Azure is not the market leader in terms of mind share here in Silicon Valley. And market share will become increasingly dear in the space. Amazon is working to expand its global footprint. Google is a foe on price. There is enough growth in the cloud to allow each revenue growth, I’d guess, but that doesn’t implicitly matter in real market share terms. That’s where the real war will continue with the platform companies.
Speaking of platforms:
Moving from the most recent earnings report for a moment, Windows 10 approaches. The recent developer preview saw more than 1 million downloads in 2 weeks. The number was a bit softer than I expected, but perhaps more importantly is the simple little fact that Windows 10, even in its yet-nascent-very-oh-god-not-nearly-done format, is picking up some decent reviews.
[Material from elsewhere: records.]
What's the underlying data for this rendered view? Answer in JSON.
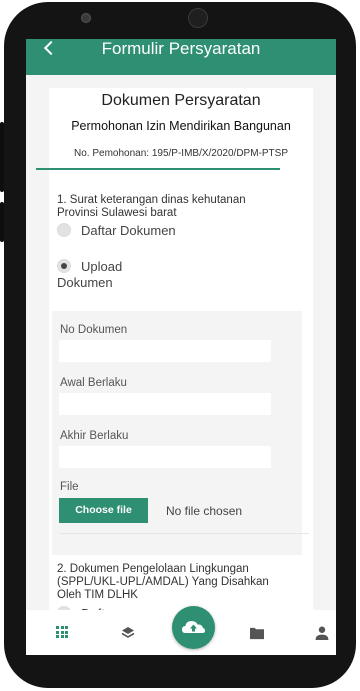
{
  "app_bar": {
    "title": "Formulir Persyaratan"
  },
  "document": {
    "title": "Dokumen Persyaratan",
    "subtitle": "Permohonan Izin Mendirikan Bangunan",
    "application_number": "No. Pemohonan: 195/P-IMB/X/2020/DPM-PTSP"
  },
  "requirements": [
    {
      "label": "1. Surat keterangan dinas kehutanan Provinsi Sulawesi barat",
      "options": [
        {
          "label": "Daftar Dokumen",
          "selected": false
        },
        {
          "label": "Upload Dokumen",
          "selected": true
        }
      ],
      "form": {
        "no_dokumen_label": "No Dokumen",
        "no_dokumen_value": "",
        "awal_berlaku_label": "Awal Berlaku",
        "awal_berlaku_value": "",
        "akhir_berlaku_label": "Akhir Berlaku",
        "akhir_berlaku_value": "",
        "file_label": "File",
        "choose_file_label": "Choose file",
        "file_status": "No file chosen"
      }
    },
    {
      "label": "2. Dokumen Pengelolaan Lingkungan (SPPL/UKL-UPL/AMDAL) Yang Disahkan Oleh TIM DLHK",
      "options": [
        {
          "label": "Daftar",
          "selected": false
        }
      ]
    }
  ],
  "bottom_nav": {
    "items": [
      {
        "icon": "grid-icon",
        "active": true
      },
      {
        "icon": "layers-icon",
        "active": false
      },
      {
        "icon": "cloud-upload-icon",
        "active": false
      },
      {
        "icon": "folder-icon",
        "active": false
      },
      {
        "icon": "user-icon",
        "active": false
      }
    ]
  },
  "colors": {
    "accent": "#2e8f73",
    "panel": "#f4f4f4"
  }
}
Paul Thurrot, a human that I quite like, said something today that is worth quoting:
To date, most of the conversation around Windows 10 has focused on-level niceties like the new Start menu and the ability to run Universal mobile apps on the desktop side-by-side with other applications. These are important changes, to be sure. But other advances in Windows 10 rival and even surpass anything that Microsoft has ever attempted in the past. And with this in mind, it is very clear that Windows 10 isn’t just another major new Windows release. It is inarguably the most audacious release in the history of the platform.
I don’t state that lightly.
I agree. Here’s me from a few weeks ago (And I am not subtweeting Paul here. His post was great, and worth reading.):
Microsoft’s Windows 10 must patch the consumer-facing flaws present in Windows 8.x, and also bring enterprise customers into the modern era of computing. Couple that to the larger Windows trend of platform unification that Windows 10 will be the apparent culmination of, and you have what must be one of the most audacious software projects ever attempted.
That’s not to say that Microsoft will pull it off, but I like their guts.
The quarter saw the first release of something approaching Windows 10, an operating system that borrows on Windows 7 and 8 and 8.1, which all came under Ballmer.
So what began under Ballmer continues under Nadella, reaching a point of chrysalis this quarter, as the culmination of the company’s Windows 8.x strategy, and its work to unite its platforms under a single Windows tag.
Microsoft could still fuck it up. Never underestimate the ability of a big company to face plant when it comes to change. Especially when, as Paul and I noted, the project under work is massively complex.
Finally, productivity: Akin to services, the current quarter wasn’t as seminal for Microsoft’s productivity efforts as earlier periods this year. But the numbers were still good:
Office 365 Home and Personal subscribers totaled more than 7 million, representing more than 25% sequential growth over the previous quarter.
Office 365 is just past its third birthday, putting it towards the end of Ballmer. It’s only accelerated under Nadella, who was more than content to launch the iPad build of the productivity suite, and zip ahead with the Android build, even as the ever-missing, touch-based build of Office for Windows muddles along. Ballmer started it, Nadella capped it, and the revenue is rolling in.
Ballmer’s Beta, Nadella’s Launch, And What’s Next
I am not trying to shade what Nadella has accomplished thus far as the CEO of Microsoft, any more than I am trying to draw up a hagiography for Ballmer. There’s little need to praise the rich, but it is worth noting that much of what is going well at Microsoft is a combination of both their work.
If Microsoft can keep its hardware business growing, and continue executing on its transition to SaaS in its various forms, the company could pupate in motion. That would be a feat. However, it’s far too early to call victors. Quite literally the smartest technology companies are working to make sure Microsoft fails. That’s not minor friction.